Sullivan doesn’t buy the idea that one medium is better than another, which makes his advice richer still. Radio, for example, is more visual than people think; to excel at it, you need to see it for its strengths, not through the frustration of lacking a sexy TV spot to work on. In a chapter aptly called “Pecked to Death by Ducks,” he also explains how to address a variety of client protests that sabotage great work. Examples range from the request to feature multiple products or benefits in one ad, to the tacky old “make the logo bigger.”
Trust Luke. He has seen it all and he doesn’t suffer fools.
4. Thinking in Systems: A Primer by Donella H. Meadows
Somebody smarter than me once said advertising is the business of hacking people. This is true, but you won’t be an effective hacker unless you understand what drives behavior, and you can’t understand that without knowing what systems facilitate them.
Thinking in Systems starts small, describing the basic structures of input and output using the flow of water into a bathtub. Then it works its way into complex governmental, economic and environmental structures. One of the biggest learnings I gleaned is that there are two key ways to turn a tide: Working within a system, which requires years of collaboration across other systems to effect change; or by changing a paradigm—committing an act or crafting a message so compelling that the world seemingly changes overnight, and systems with it.
At its best, the latter is what advertising aspires to do. Why hack a person when you can hack a community, a culture, a generation? But day to day, you’ll mostly be working to effect change within systems. This will show you how.
5. inGenius: A Crash Course on Creativity by Tina Seelig
Seelig distills what she teaches in her Stanford University course on creativity. Generally speaking, it’s best to remember that creativity is a subjective process that will vary from person to person. But advertising is the economic exploitation of creativity, usually on ridiculous deadlines, so it’s best to garner all the tools you can get to jumpstart that fickle spark.
In this, Seelig does well (and if you don’t believe her, trust her case studies). She cites how knowledge, attitude and imagination help arm you internally. She describes how, externally, you can draw from your environment, culture and whatever resources are available.
As mentioned, this list is just a primer—one meant to kick-start a journey, not dictate one. Honorable mentions include Christopher Alexander’s The Timeless Way of Building, which is actually about architectural techniques that get people to use buildings as designers intend.
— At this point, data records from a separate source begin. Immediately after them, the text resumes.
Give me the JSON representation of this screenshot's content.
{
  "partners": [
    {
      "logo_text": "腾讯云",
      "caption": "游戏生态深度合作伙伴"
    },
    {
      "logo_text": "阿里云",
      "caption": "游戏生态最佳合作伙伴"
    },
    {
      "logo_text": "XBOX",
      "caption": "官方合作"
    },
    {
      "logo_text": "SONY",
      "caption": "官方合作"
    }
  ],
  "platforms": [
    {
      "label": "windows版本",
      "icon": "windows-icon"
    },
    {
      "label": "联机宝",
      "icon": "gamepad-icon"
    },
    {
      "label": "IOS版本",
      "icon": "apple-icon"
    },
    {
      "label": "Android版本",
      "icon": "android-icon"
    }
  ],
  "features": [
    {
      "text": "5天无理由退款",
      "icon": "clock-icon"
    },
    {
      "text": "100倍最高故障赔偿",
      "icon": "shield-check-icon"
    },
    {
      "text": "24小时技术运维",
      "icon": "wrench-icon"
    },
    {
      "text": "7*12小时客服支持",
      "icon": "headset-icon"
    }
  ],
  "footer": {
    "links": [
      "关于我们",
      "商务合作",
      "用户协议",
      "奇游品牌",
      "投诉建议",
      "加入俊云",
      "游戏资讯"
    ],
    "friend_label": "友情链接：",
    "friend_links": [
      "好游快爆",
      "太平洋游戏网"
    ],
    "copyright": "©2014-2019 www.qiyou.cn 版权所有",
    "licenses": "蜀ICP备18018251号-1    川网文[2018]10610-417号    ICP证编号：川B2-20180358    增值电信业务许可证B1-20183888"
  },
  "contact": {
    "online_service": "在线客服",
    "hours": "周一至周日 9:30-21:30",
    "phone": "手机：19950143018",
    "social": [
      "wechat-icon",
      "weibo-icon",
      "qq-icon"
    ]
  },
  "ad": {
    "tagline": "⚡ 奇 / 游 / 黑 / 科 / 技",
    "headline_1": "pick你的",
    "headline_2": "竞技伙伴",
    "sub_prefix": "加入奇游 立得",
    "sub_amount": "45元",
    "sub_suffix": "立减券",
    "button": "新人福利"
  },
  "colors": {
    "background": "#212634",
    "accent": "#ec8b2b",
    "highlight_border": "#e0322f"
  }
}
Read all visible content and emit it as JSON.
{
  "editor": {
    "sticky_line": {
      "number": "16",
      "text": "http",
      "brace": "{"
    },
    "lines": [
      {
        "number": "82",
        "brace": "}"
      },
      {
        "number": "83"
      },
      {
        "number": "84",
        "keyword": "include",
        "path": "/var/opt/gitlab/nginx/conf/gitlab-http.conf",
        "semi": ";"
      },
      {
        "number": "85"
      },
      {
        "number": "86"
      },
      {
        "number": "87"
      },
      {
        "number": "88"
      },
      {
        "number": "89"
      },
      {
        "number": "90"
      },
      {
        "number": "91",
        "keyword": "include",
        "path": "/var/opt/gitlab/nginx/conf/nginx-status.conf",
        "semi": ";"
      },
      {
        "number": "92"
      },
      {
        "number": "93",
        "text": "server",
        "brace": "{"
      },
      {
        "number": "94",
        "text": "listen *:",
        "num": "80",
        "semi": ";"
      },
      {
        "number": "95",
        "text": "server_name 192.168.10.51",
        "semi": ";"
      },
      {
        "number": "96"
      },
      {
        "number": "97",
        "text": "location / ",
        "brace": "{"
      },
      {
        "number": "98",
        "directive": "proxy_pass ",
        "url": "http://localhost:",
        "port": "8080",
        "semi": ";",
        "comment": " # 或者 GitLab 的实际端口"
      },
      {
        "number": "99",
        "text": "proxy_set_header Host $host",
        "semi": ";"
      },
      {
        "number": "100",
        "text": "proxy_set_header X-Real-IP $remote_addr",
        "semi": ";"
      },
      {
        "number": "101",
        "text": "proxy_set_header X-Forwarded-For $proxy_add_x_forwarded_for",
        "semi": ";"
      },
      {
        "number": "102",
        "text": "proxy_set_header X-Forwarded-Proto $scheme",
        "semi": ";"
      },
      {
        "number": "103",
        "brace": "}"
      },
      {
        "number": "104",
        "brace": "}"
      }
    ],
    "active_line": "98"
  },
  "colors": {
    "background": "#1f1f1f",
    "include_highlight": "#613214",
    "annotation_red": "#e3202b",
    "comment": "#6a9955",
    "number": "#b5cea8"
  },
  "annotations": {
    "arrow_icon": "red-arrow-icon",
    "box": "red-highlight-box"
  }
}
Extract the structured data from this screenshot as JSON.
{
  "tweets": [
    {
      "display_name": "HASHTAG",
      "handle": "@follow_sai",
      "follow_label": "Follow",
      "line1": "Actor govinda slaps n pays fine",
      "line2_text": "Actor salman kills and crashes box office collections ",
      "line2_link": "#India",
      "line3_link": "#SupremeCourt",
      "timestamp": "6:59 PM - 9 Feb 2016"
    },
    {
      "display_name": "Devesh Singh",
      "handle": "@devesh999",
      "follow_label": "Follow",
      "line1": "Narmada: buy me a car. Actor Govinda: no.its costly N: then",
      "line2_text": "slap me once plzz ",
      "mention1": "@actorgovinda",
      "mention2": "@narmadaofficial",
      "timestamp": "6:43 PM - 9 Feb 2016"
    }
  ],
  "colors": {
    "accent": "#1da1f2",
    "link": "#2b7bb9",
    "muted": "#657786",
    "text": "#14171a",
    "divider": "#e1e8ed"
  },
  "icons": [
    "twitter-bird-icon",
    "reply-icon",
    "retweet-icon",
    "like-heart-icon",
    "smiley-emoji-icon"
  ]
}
It’s massively popular in software design, and deserves a spot on any ad thinker’s shelf.
Good for Business, by authors Andrew Benett, Cavas Gobhai, Ann O’Reilly and Greg Welch, details the rise of the conscious corporation (handy work for avoiding a Pepsi snafu). And there’s Generation Creation, written by me, Bill Green and Darryl Ohrt—which addresses a range of creativity, agency and advertising challenges from the perspectives of three different people. (Sometimes we don’t agree, and that’s important too.)
Ready? Cool. Fire up your Amazon, get out there and raise Whipple.